Forge Home


Puppet provider wrapping service resources making sure the service is really running


6,624 latest version

5.0 quality score

We run a couple of automated
scans to help you access a
module's quality. Each module is
given a score based on how well
the author has formatted their
code and documentation and
modules are also checked for
malware using VirusTotal.

Please note, the information below
is for guidance only and neither of
these methods should be considered
an endorsement by Puppet.

Version information

  • 1.0.3 (latest)
  • 1.0.2
  • 1.0.1
  • 1.0.0
  • 0.2.0
  • 0.1.2
  • 0.1.1
  • 0.1.0
released Aug 30th 2017
This version is compatible with:
  • Puppet Enterprise 2018.1.x, 2017.3.x, 2017.2.x, 2017.1.x, 2016.5.x, 2016.4.x
  • Puppet >= 3.2.0 < 6.0.0
  • , ,

Start using this module

  • r10k or Code Manager
  • Bolt
  • Manual installation
  • Direct download

Add this module to your Puppetfile:

mod 'katello-service_wait', '1.0.3'
Learn more about managing modules with a Puppetfile

Add this module to your Bolt project:

bolt module add katello-service_wait
Learn more about using this module with an existing project

Manually install this module globally with Puppet module tool:

puppet module install katello-service_wait --version 1.0.3

Direct download is not typically how you would use a Puppet module to manage your infrastructure, but you may want to download the module in order to inspect the code.



katello/service_wait — version 1.0.3 Aug 30th 2017

Puppet Forge Build Status


Wrapper around service control command making sure that the service is really running after start.


Imagine a simple process of setting up your web application, that includes:

  1. installing a database server
  2. starting the server
  3. preseeding the data

And now imagine, that service $DATABASE_SERVER start finishes but the service is still unavailable due to setup procedures. This happens with almost every network service.

Also, some services do not start or stop properly and return non-zero values for some commands.

This simple wrapper works with any service and just pass over the request to service controller, but for few problematic ones it waits until service is fully started or stopped.


Service-wait let's you specify what it means the service is running using a plugin architecture (with simple bash scripts).

Then, instead of service $DATABSE_SERVER start you use service-wait $DATABASE_SERVER start.


Now imagine that you want to automate the described setup process using Puppet. This library includes a Puppet provider for service resources that wraps the service-wait script so that you can reuse the existing puppet modules that make sure that the required services are really running.

Plugin anatomy

The plugins can be found in plugins directory (or specifying using $PLUGINS_DIR environment variable.

Here is an annotated example:

# REQUIRED: test so determine if this plugin is usable with given service
confine [ $SERVICE = 'tomcat6' -o $SERVICE = 'tomcat7' ]

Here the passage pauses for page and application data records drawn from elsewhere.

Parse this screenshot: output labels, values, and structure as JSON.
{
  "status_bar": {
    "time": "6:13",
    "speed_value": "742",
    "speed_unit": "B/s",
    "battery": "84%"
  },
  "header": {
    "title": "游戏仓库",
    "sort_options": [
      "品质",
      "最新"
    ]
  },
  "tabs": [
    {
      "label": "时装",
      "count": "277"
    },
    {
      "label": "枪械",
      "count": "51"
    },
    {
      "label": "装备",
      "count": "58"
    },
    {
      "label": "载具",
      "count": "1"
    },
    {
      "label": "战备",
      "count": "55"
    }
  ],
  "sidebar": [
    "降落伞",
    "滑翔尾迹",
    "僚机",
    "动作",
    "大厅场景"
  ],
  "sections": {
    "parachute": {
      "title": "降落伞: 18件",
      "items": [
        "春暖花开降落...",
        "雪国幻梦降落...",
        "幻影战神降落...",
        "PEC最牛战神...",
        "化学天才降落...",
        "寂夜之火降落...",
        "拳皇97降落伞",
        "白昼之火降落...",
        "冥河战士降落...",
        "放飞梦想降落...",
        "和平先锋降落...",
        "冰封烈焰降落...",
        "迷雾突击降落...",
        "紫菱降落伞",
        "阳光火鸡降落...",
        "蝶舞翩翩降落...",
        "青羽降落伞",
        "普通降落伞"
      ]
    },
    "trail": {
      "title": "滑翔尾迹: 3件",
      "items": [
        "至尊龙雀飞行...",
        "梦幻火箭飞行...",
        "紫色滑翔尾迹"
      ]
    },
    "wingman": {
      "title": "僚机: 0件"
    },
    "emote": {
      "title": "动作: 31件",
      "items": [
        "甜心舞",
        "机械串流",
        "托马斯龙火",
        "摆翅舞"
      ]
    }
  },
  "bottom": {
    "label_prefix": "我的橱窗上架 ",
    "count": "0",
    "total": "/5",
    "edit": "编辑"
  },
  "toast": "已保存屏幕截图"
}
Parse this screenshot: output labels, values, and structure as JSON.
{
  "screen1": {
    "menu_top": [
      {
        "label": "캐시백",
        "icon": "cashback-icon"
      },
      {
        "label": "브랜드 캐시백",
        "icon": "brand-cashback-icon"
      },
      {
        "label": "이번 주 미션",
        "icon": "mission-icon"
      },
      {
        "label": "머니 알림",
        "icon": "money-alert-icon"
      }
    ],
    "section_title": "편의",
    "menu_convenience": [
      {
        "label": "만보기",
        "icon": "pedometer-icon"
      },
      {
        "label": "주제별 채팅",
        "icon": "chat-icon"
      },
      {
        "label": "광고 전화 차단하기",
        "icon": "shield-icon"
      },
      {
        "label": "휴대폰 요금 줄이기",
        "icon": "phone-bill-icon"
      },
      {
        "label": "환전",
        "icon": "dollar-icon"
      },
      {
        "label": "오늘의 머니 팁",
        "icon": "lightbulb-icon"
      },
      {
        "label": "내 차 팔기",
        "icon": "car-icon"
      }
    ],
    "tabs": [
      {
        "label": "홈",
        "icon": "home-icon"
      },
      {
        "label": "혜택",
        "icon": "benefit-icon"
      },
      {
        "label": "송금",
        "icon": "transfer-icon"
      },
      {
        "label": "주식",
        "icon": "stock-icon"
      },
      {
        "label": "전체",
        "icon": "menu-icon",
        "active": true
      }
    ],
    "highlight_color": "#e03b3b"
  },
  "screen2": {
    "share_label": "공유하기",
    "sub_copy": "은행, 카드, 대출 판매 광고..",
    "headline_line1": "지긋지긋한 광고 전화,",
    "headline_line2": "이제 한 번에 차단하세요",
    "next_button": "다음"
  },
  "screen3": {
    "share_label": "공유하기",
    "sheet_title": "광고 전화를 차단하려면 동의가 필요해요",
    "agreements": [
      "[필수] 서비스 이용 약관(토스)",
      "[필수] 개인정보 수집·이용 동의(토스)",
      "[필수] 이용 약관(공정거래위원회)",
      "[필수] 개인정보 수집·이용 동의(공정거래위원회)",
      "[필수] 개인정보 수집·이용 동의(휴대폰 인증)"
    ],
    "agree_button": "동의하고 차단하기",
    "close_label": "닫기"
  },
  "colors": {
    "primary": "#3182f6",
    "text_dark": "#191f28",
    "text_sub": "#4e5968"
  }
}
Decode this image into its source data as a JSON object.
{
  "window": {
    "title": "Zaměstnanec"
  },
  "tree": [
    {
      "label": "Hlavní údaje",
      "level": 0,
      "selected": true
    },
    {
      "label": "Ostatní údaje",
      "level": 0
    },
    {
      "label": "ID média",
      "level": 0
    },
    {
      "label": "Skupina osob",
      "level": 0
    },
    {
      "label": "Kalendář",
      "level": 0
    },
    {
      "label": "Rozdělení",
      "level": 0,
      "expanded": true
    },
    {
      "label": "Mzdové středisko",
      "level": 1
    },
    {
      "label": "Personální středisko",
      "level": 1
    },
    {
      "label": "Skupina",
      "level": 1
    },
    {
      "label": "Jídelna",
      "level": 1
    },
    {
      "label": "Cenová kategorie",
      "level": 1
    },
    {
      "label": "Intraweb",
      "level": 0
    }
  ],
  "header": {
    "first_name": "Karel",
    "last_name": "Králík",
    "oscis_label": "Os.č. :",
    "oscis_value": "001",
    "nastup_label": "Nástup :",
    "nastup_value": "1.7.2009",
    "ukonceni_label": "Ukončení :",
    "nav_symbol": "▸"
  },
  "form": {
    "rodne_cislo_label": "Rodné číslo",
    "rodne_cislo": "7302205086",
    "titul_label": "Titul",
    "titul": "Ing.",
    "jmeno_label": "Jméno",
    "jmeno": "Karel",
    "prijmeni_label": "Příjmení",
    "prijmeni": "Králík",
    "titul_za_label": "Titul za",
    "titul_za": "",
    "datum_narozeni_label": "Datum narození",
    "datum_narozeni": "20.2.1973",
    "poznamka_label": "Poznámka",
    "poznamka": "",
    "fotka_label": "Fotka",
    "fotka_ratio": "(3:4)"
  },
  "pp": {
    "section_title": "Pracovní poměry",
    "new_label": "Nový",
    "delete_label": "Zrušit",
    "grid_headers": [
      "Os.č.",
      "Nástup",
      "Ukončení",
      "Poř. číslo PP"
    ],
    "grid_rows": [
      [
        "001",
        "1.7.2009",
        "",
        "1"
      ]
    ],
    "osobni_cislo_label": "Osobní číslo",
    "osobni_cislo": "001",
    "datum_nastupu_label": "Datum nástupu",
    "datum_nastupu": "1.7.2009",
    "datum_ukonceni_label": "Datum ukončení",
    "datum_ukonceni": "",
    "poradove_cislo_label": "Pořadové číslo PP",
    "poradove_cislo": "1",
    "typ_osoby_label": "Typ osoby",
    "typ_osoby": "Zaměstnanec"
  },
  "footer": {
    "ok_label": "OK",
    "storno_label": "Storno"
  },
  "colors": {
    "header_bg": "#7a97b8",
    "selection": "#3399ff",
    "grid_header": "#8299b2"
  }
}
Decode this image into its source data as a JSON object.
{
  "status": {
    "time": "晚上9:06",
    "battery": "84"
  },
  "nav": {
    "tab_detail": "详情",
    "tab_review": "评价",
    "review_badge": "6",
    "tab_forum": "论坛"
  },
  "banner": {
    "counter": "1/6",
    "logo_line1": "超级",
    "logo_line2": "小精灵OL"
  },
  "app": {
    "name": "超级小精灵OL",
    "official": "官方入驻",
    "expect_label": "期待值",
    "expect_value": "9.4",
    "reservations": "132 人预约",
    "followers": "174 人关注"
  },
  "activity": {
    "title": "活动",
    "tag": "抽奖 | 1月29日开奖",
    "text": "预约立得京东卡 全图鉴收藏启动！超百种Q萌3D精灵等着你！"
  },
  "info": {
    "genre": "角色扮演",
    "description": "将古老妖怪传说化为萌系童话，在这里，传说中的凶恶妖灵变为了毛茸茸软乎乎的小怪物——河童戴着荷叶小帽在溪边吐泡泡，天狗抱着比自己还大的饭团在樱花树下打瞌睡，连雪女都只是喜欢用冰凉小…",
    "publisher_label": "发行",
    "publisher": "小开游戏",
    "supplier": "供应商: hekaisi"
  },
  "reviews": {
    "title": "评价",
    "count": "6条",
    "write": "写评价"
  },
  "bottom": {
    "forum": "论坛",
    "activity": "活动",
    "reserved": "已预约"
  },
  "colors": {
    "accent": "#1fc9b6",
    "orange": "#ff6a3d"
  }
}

# OPTIONAL: sometimes the service command fails even if the service
#           starts (some bug probably). This let's you to ignore the
#           exit code of the original service command and use your
#           criteria on determining whether the service is running or
#           not.

# this function gets loaded when the serivce is started/restarted and
# it should finish when the service is really running (performing some
# periodic checks on the status).
service-wait () {
    # the status can be determined by asking on some url
    wait-for-url http://localhost:3000
    # or the service listening on a port
    wait-for-port 3000
    # or some command to be successful
    wait-for-command serviceready

    # the status can be checked using $RETVAL variable
    if [ $RETVAL -eq 0 ]; then
       echo "success"

Supported OSes

Currently, service-wait is tested with RHEL/CentOS/Fedora distributions.


Copyright 2013 Red Hat, Inc. GPLv2